§ Brief:
Locate each line of the material that contains "JSON", then return it.

§ Extracted entries:
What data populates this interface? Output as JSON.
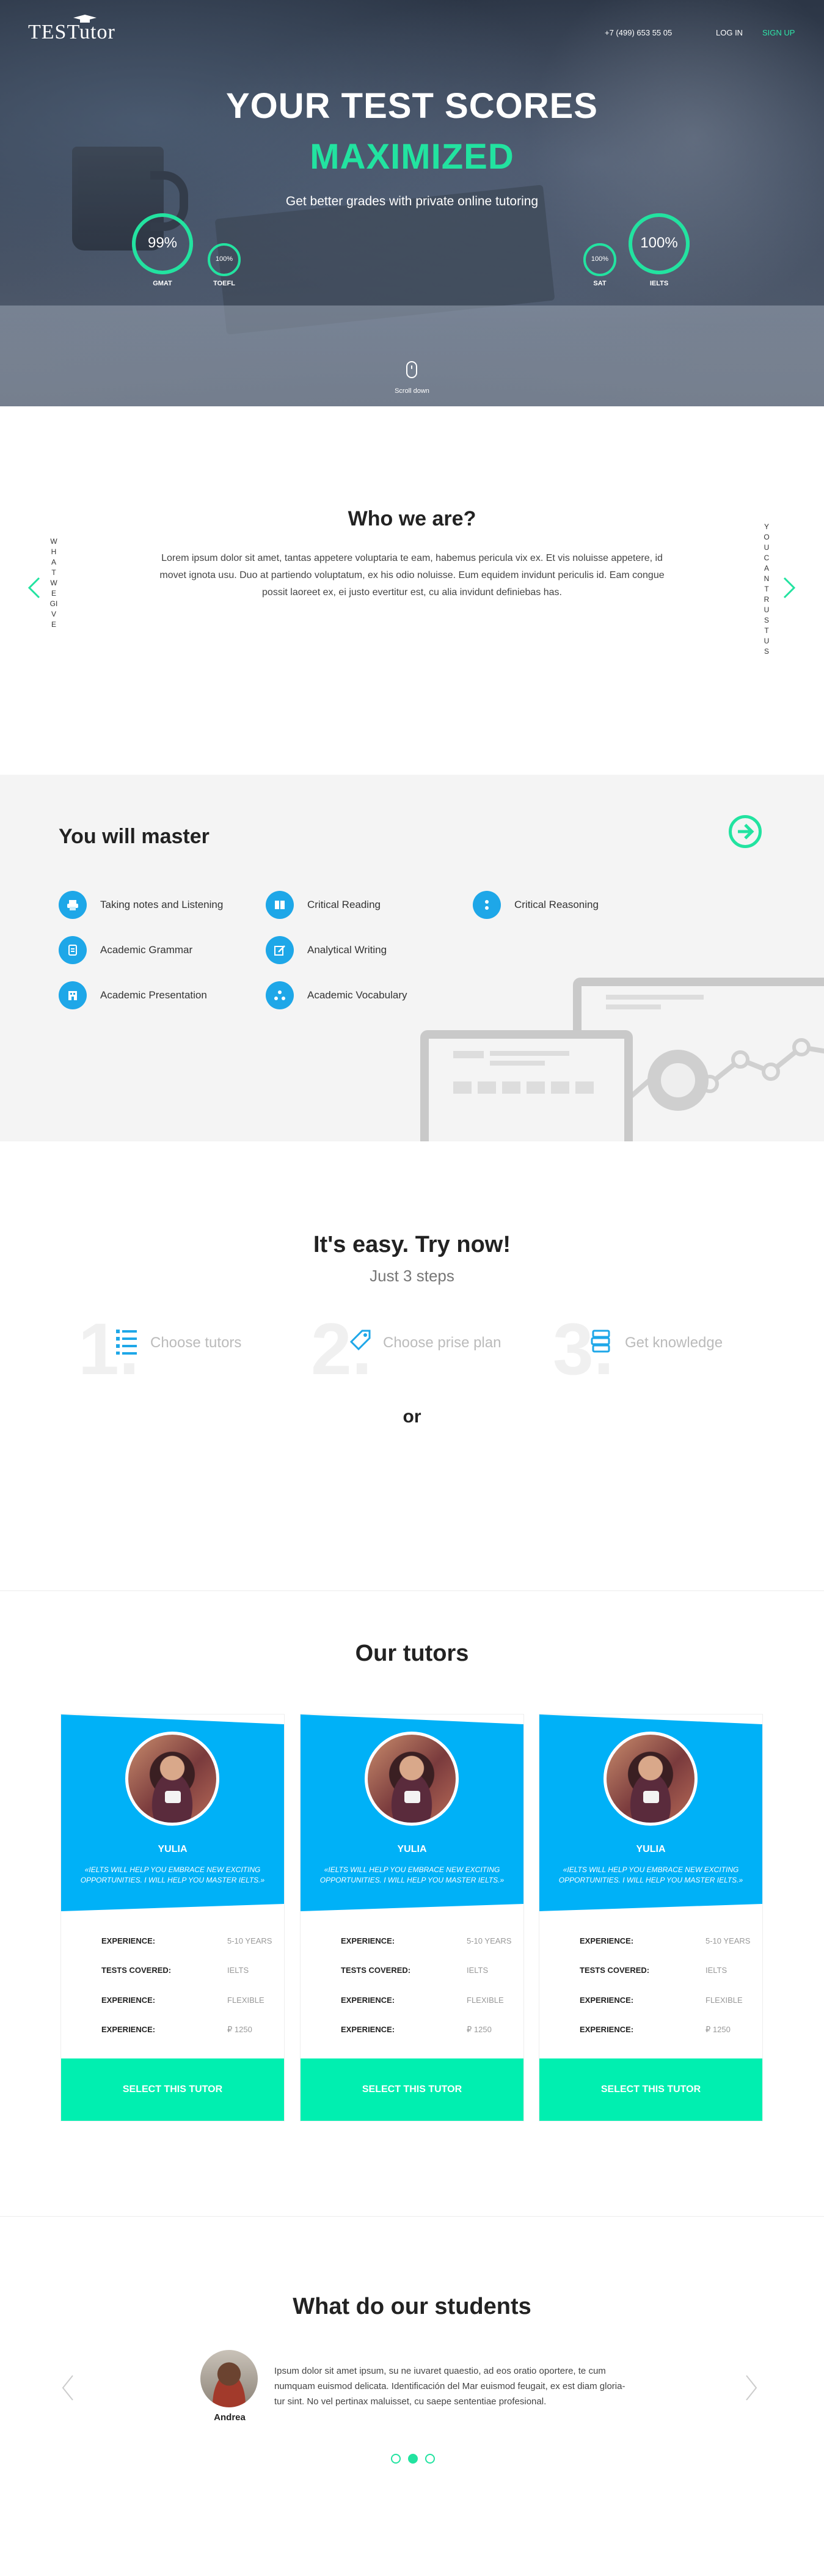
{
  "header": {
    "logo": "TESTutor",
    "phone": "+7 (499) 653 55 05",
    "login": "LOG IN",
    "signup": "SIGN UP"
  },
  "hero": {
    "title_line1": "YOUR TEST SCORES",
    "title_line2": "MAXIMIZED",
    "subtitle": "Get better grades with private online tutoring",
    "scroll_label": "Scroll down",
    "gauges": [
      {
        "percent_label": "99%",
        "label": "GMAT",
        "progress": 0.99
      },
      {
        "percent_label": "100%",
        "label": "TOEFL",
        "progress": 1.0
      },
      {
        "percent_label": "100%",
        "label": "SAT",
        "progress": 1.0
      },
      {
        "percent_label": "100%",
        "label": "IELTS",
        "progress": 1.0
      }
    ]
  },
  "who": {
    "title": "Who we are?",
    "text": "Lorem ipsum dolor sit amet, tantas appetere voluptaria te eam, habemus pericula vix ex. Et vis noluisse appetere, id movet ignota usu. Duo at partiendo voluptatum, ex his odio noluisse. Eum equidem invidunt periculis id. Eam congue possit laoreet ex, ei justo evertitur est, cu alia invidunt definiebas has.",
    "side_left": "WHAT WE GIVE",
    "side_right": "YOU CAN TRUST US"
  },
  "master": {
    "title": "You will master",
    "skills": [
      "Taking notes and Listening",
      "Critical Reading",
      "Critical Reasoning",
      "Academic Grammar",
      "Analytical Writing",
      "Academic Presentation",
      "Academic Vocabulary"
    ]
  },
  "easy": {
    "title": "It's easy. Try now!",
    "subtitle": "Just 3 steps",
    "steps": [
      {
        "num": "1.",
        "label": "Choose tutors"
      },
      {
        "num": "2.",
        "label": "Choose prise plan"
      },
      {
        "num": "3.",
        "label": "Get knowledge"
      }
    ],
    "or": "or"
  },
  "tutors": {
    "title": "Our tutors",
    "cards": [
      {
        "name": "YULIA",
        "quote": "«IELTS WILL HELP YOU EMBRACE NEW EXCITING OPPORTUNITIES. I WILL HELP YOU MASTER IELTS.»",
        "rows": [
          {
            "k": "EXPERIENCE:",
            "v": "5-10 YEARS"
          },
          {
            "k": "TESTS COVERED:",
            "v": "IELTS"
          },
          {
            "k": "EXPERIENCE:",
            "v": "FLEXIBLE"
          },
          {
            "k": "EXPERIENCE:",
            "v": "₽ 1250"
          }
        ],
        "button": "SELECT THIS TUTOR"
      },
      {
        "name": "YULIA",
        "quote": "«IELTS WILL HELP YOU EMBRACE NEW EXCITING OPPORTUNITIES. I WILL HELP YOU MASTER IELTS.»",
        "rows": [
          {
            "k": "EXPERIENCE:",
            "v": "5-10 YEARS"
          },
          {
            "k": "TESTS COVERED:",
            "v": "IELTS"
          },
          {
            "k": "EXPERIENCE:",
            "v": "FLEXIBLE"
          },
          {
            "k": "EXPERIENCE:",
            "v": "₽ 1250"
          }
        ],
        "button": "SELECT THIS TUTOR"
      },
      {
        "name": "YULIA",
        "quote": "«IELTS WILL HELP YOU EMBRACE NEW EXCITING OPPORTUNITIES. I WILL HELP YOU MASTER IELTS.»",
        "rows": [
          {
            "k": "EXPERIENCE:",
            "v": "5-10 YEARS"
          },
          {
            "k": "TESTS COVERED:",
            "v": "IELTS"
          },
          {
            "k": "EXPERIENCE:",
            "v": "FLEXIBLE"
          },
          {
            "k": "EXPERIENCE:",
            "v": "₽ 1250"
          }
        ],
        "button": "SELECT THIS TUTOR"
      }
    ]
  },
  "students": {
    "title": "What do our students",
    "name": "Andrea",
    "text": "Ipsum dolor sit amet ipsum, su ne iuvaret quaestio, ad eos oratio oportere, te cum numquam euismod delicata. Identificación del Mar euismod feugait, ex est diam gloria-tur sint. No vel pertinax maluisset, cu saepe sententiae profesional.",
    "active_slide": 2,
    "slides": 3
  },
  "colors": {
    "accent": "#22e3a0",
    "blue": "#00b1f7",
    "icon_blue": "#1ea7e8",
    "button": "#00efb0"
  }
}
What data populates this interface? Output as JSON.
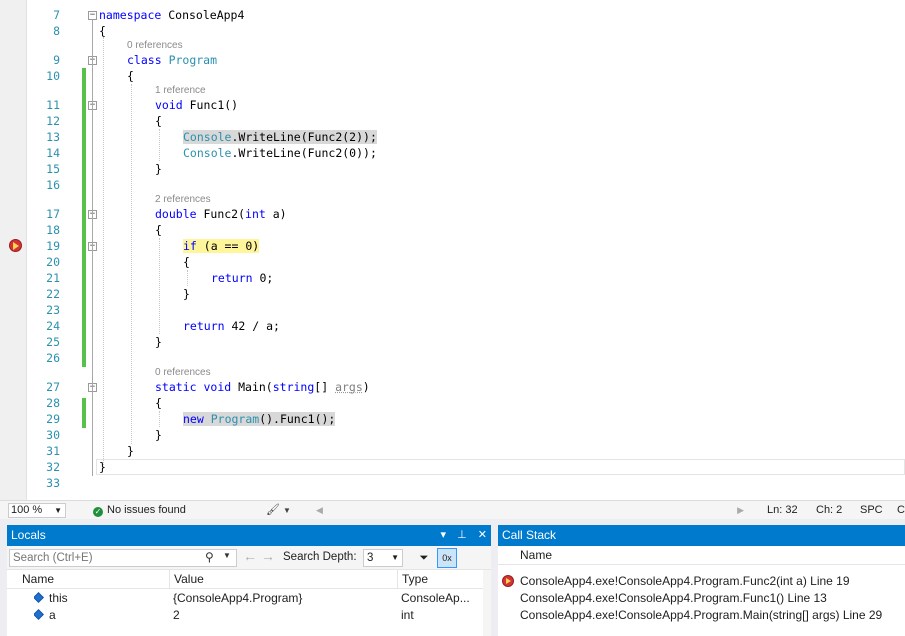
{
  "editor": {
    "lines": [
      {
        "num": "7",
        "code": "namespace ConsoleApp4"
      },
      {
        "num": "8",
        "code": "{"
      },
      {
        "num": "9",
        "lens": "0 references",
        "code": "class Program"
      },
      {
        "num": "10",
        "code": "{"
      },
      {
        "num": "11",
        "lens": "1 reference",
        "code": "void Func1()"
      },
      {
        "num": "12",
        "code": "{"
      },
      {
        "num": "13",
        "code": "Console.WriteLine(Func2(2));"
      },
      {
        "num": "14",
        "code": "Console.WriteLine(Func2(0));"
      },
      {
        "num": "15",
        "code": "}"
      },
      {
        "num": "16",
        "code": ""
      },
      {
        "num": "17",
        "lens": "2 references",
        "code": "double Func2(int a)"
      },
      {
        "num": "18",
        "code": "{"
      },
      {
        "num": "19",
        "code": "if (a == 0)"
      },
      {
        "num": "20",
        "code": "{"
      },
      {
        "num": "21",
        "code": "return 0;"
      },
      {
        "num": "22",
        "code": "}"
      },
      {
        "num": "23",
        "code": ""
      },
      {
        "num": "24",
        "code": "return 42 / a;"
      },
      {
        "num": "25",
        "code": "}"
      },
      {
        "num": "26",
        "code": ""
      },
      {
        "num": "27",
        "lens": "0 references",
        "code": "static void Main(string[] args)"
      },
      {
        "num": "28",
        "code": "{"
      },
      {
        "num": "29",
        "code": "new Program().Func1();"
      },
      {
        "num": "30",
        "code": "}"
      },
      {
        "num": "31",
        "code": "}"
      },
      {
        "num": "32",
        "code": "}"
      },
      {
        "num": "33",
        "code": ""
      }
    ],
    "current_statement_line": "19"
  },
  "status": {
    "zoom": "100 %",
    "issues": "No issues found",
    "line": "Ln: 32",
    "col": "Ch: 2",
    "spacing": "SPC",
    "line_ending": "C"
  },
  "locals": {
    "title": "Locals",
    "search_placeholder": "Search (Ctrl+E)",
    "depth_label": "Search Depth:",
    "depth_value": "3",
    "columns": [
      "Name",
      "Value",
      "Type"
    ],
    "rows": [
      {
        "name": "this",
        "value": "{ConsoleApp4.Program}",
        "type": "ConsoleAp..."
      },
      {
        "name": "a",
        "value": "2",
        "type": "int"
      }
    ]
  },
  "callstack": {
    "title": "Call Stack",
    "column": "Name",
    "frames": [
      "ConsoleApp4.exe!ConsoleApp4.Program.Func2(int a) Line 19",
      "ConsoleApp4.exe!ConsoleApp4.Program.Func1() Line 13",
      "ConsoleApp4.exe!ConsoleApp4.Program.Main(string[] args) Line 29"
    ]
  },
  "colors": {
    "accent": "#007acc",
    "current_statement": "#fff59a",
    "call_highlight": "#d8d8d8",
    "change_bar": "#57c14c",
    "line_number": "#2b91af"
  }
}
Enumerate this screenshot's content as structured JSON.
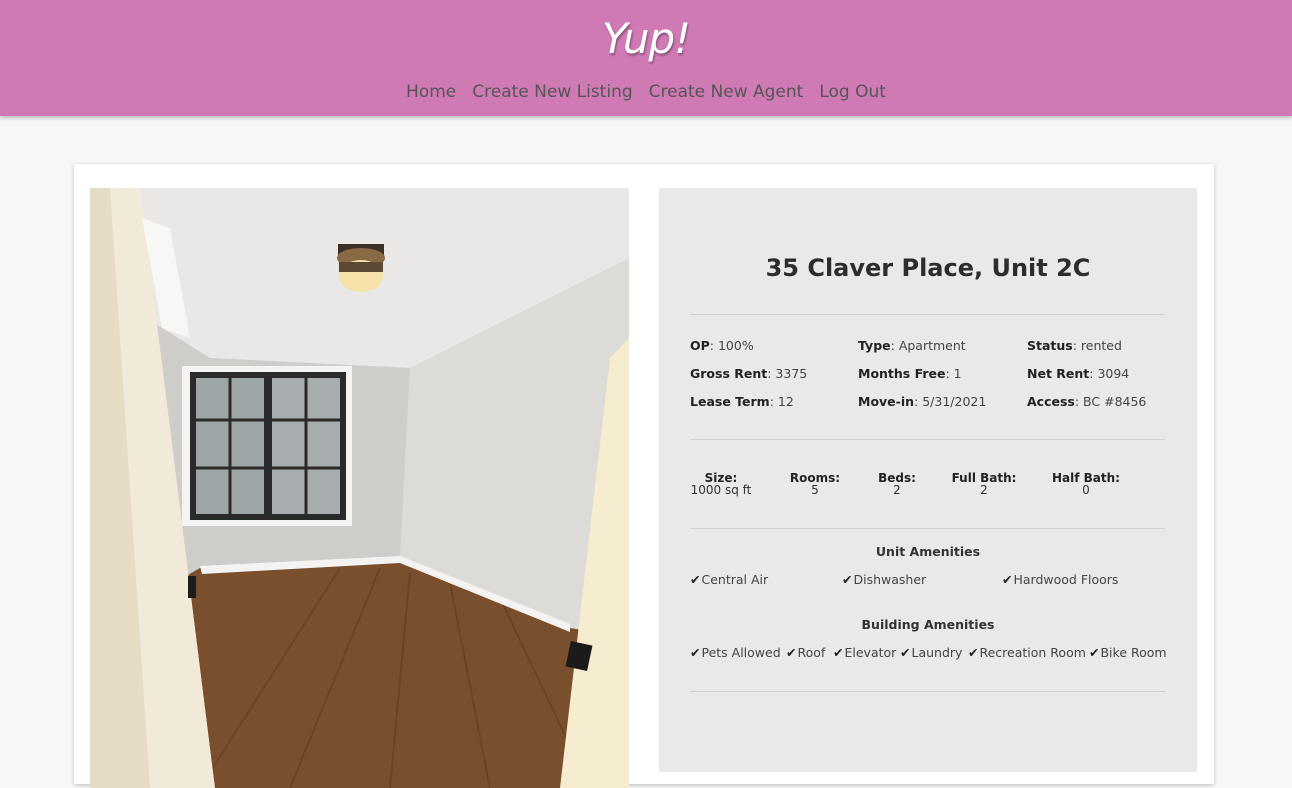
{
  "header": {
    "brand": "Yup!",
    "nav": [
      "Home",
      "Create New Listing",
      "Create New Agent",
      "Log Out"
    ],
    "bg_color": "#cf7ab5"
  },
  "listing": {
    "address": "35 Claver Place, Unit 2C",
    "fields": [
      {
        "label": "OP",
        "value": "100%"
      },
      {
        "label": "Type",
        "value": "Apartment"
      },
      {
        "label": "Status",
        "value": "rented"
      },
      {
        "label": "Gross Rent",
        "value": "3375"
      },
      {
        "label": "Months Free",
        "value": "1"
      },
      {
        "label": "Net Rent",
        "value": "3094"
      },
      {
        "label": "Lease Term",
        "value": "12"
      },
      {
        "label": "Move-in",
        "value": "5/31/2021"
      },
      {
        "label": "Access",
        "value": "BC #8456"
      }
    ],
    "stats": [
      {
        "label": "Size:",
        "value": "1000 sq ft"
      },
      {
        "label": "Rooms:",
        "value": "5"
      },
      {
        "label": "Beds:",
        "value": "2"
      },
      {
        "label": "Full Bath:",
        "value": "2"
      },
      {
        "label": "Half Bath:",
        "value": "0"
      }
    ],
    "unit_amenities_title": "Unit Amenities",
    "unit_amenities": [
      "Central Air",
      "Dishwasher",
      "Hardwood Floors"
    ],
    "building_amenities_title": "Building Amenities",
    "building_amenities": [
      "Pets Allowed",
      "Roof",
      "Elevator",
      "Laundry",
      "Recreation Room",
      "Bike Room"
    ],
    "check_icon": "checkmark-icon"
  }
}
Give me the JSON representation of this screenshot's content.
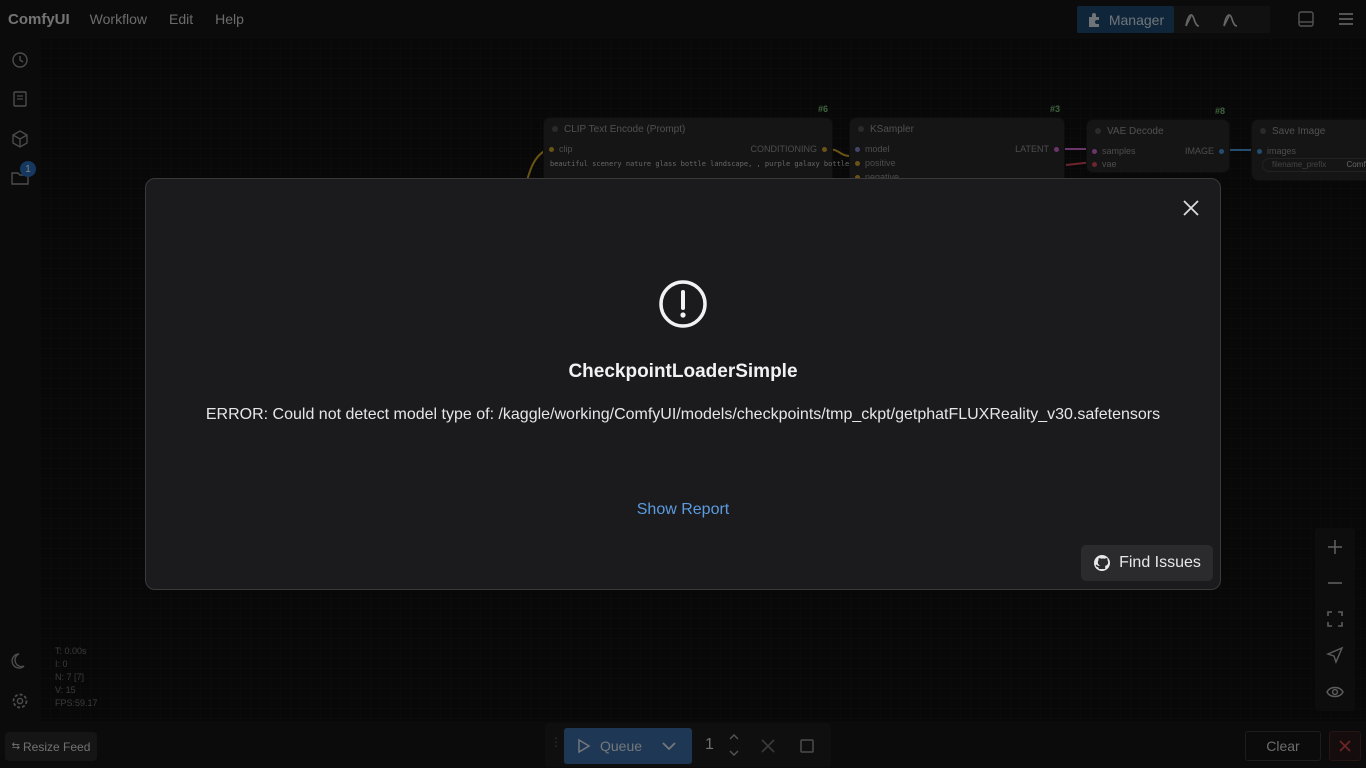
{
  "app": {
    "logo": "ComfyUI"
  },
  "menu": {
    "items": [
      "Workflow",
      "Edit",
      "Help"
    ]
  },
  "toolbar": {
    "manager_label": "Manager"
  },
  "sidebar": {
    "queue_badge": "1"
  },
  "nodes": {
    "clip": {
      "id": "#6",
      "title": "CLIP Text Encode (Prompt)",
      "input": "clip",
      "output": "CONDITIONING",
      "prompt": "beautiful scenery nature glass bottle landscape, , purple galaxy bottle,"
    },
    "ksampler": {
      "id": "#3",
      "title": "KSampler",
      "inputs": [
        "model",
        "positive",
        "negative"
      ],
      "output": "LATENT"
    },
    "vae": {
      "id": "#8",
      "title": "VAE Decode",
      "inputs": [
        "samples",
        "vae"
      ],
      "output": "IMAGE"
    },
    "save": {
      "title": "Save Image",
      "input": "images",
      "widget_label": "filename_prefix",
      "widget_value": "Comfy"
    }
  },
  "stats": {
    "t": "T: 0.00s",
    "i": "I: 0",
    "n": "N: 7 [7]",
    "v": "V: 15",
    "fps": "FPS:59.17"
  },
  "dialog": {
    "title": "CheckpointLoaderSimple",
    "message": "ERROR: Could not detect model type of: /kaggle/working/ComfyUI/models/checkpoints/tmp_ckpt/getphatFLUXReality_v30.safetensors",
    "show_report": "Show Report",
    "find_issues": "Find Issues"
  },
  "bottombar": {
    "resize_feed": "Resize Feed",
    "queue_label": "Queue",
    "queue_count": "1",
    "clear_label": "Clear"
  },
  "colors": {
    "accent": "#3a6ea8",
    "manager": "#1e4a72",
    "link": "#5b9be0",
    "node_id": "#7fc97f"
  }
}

§ Task solution:
What data populates this interface? Output as JSON.
What data populates this interface? Output as JSON.
Enumerate this screenshot's content as structured JSON.
Give me the JSON representation of this screenshot's content.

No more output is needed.